The Austin court of appeals recently joined the Dallas Court of Appeals in concluding a holdover provision in a commercial lease agreement is not an unenforceable penalty.
The holdover provision in Kahn v. Meknojiya stated:
2.07 Holding Over. If Tenant does not vacate the Leased Premises upon the expiration or earlier termination of the Lease, Tenant shall be a tenant at sufferance for the holdover period and all of the terms and provisions of this Lease shall be applicable during that period, except that Tenant shall pay Landlord (in addition to additional rent payable under this Lease and any other sums payable under this Lease) as base rental for the period of such holdover an amount equal to two times the base rent which would have been payable by Tenant had the holdover period been a part of the original terms of the Lease (without waiver of Landlord’s right to recover damages as permitted by law).
The tenant argued that the holdover provision above represented an unenforceable liquidated damages provision in the form of double rent.
Following an analysis of the holdover provision in light of Texas law regarding unenforceable liquidated-damages provisions, the court concluded as a matter of law that the holdover provision above is not an unenforceable liquidated-damages provision.
Postscript: The commercial lease’s holdover provision in the Dallas appeal stated:

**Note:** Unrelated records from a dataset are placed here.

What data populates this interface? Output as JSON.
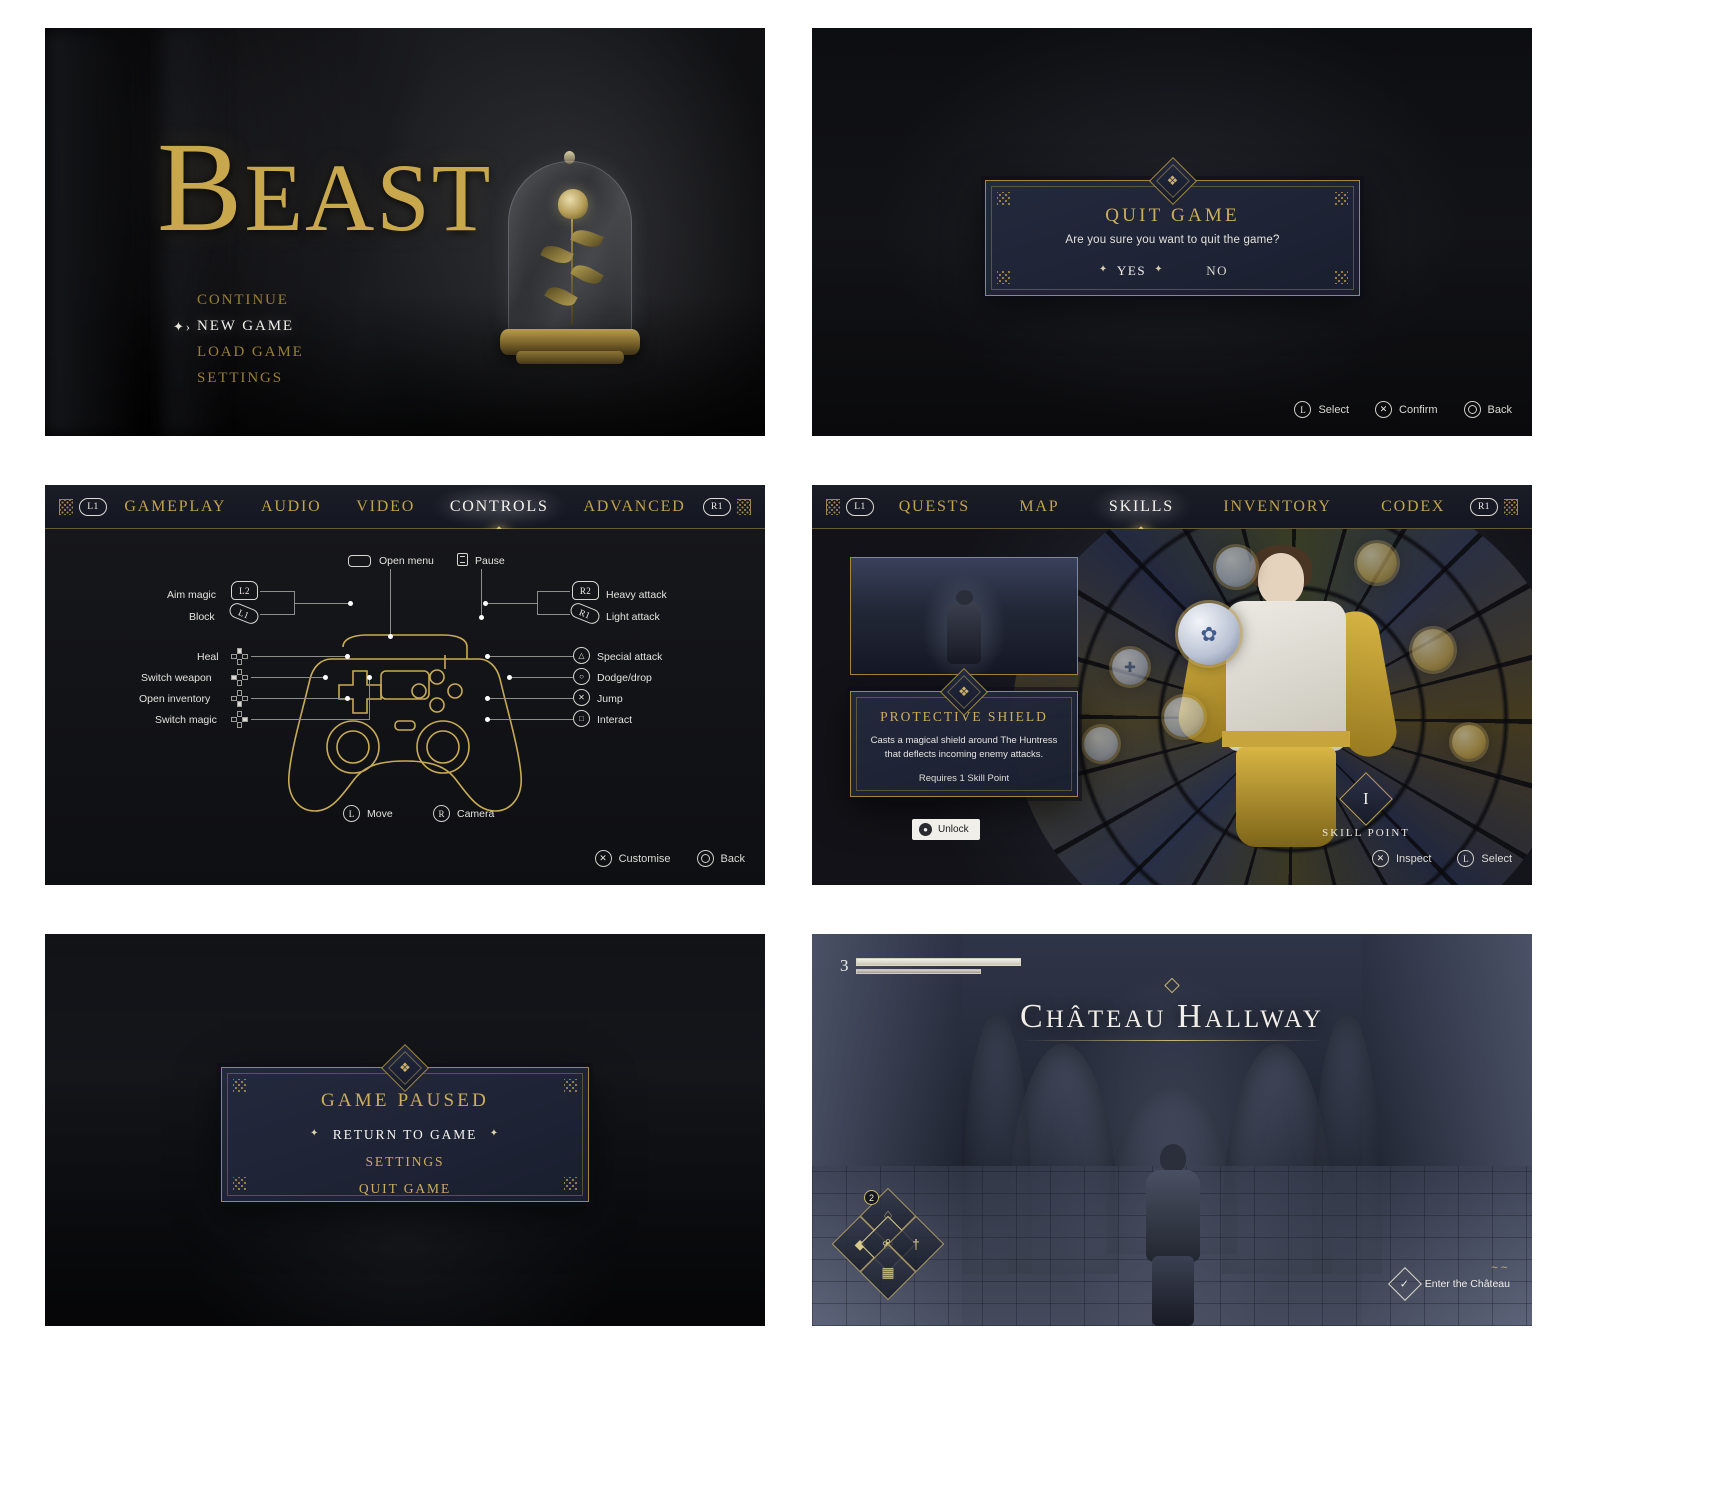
{
  "title_screen": {
    "game_title": "Beast",
    "menu": [
      {
        "label": "CONTINUE",
        "active": false
      },
      {
        "label": "NEW GAME",
        "active": true
      },
      {
        "label": "LOAD GAME",
        "active": false
      },
      {
        "label": "SETTINGS",
        "active": false
      }
    ],
    "caret_icon": "selection-flourish-icon"
  },
  "quit_dialog": {
    "title": "QUIT GAME",
    "message": "Are you sure you want to quit the game?",
    "yes_label": "YES",
    "no_label": "NO",
    "prompts": [
      {
        "icon": "left-stick-icon",
        "glyph": "L",
        "label": "Select"
      },
      {
        "icon": "cross-button-icon",
        "glyph": "✕",
        "label": "Confirm"
      },
      {
        "icon": "circle-button-icon",
        "glyph": "",
        "label": "Back"
      }
    ]
  },
  "settings_screen": {
    "bumper_left": "L1",
    "bumper_right": "R1",
    "tabs": [
      {
        "label": "GAMEPLAY",
        "active": false
      },
      {
        "label": "AUDIO",
        "active": false
      },
      {
        "label": "VIDEO",
        "active": false
      },
      {
        "label": "CONTROLS",
        "active": true
      },
      {
        "label": "ADVANCED",
        "active": false
      }
    ],
    "left_bindings": [
      {
        "label": "Aim magic",
        "button": "L2"
      },
      {
        "label": "Block",
        "button": "L1"
      },
      {
        "label": "Heal",
        "button": "dpad-up"
      },
      {
        "label": "Switch weapon",
        "button": "dpad-left"
      },
      {
        "label": "Open inventory",
        "button": "dpad-down"
      },
      {
        "label": "Switch magic",
        "button": "dpad-right"
      }
    ],
    "top_bindings": [
      {
        "label": "Open menu",
        "button": "touchpad"
      },
      {
        "label": "Pause",
        "button": "options"
      }
    ],
    "right_bindings": [
      {
        "label": "Heavy attack",
        "button": "R2"
      },
      {
        "label": "Light attack",
        "button": "R1"
      },
      {
        "label": "Special attack",
        "button": "△"
      },
      {
        "label": "Dodge/drop",
        "button": "○"
      },
      {
        "label": "Jump",
        "button": "✕"
      },
      {
        "label": "Interact",
        "button": "□"
      }
    ],
    "stick_bindings": [
      {
        "label": "Move",
        "button": "L"
      },
      {
        "label": "Camera",
        "button": "R"
      }
    ],
    "prompts": [
      {
        "icon": "cross-button-icon",
        "glyph": "✕",
        "label": "Customise"
      },
      {
        "icon": "circle-button-icon",
        "glyph": "",
        "label": "Back"
      }
    ]
  },
  "skills_screen": {
    "bumper_left": "L1",
    "bumper_right": "R1",
    "tabs": [
      {
        "label": "QUESTS",
        "active": false
      },
      {
        "label": "MAP",
        "active": false
      },
      {
        "label": "SKILLS",
        "active": true
      },
      {
        "label": "INVENTORY",
        "active": false
      },
      {
        "label": "CODEX",
        "active": false
      }
    ],
    "skill": {
      "name": "PROTECTIVE SHIELD",
      "description": "Casts a magical shield around The Huntress that deflects incoming enemy attacks.",
      "requirement": "Requires 1 Skill Point",
      "unlock_label": "Unlock",
      "unlock_icon": "unlock-button-icon"
    },
    "skill_point": {
      "value": "I",
      "label": "SKILL POINT"
    },
    "prompts": [
      {
        "icon": "cross-button-icon",
        "glyph": "✕",
        "label": "Inspect"
      },
      {
        "icon": "left-stick-icon",
        "glyph": "L",
        "label": "Select"
      }
    ]
  },
  "pause_screen": {
    "title": "GAME PAUSED",
    "menu": [
      {
        "label": "RETURN TO GAME",
        "active": true
      },
      {
        "label": "SETTINGS",
        "active": false
      },
      {
        "label": "QUIT GAME",
        "active": false
      }
    ]
  },
  "hud_screen": {
    "location": "Château Hallway",
    "level": "3",
    "quickslot_count": "2",
    "interact_label": "Enter the Château",
    "interact_icon": "checkmark-diamond-icon"
  },
  "colors": {
    "gold": "#c8a84b",
    "gold_light": "#cdae5d",
    "panel_navy": "#242a3e",
    "white_text": "#f0efe9"
  }
}
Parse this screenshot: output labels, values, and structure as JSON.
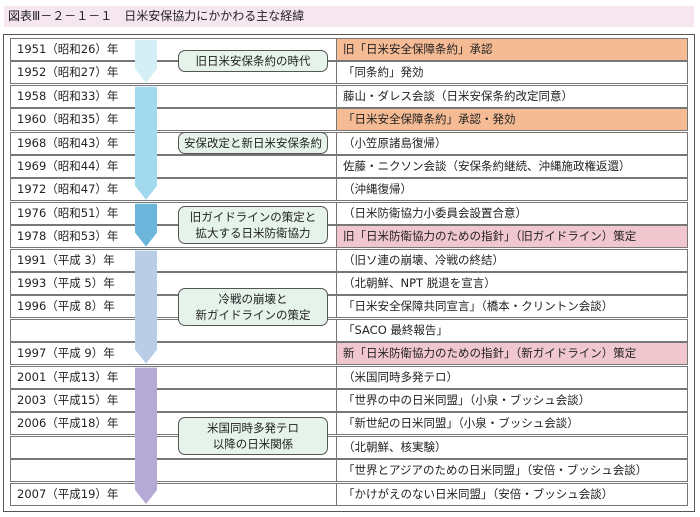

Any holding over by Tenant after the expiration or sooner termination of this Agreement shall be treated as a daily tenancy at sufferance at a rate equal to one and one half (1.5) times the Rent and other charges herein provided (prorated on a daily basis).